Action item: All lines from the entries below that contain the string "当前数据" should be copied out.

Records for the exercise:
=====

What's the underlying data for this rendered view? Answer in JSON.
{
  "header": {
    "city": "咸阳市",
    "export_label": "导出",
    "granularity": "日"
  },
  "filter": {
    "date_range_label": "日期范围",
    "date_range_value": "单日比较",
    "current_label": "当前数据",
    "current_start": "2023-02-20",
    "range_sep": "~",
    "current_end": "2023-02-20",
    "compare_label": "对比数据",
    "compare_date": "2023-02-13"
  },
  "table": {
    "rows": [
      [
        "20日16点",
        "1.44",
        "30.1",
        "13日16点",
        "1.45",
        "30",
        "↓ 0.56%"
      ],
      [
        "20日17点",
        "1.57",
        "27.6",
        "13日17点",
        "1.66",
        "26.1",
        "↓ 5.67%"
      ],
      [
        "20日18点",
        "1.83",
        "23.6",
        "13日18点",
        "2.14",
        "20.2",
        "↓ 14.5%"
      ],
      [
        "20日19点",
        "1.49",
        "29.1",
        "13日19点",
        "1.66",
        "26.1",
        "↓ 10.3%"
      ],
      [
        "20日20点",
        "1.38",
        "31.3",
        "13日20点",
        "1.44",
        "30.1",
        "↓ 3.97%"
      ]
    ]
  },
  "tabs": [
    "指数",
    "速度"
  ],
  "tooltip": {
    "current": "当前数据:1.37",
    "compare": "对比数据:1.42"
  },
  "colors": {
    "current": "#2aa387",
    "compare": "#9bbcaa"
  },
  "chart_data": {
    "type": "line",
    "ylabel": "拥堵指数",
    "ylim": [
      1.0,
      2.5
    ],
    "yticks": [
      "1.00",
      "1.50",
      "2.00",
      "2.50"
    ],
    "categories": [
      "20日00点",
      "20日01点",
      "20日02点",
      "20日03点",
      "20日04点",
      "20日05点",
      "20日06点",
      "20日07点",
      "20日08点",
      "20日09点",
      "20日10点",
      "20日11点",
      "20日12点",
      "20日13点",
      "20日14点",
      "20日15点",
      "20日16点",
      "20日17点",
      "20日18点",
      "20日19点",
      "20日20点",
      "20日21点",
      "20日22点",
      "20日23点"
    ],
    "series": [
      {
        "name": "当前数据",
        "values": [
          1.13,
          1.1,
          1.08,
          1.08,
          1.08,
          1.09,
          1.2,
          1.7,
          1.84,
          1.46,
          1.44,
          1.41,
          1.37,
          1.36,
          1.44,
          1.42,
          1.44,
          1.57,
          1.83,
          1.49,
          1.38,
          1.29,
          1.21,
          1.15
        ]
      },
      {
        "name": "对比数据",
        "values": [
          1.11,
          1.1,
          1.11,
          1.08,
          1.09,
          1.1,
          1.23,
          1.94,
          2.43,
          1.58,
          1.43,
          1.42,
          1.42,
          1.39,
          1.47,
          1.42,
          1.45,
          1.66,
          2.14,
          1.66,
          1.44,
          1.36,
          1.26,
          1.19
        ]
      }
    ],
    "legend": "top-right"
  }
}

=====

Written response:
    "current_label": "当前数据",
    "current": "当前数据:1.37",
        "name": "当前数据",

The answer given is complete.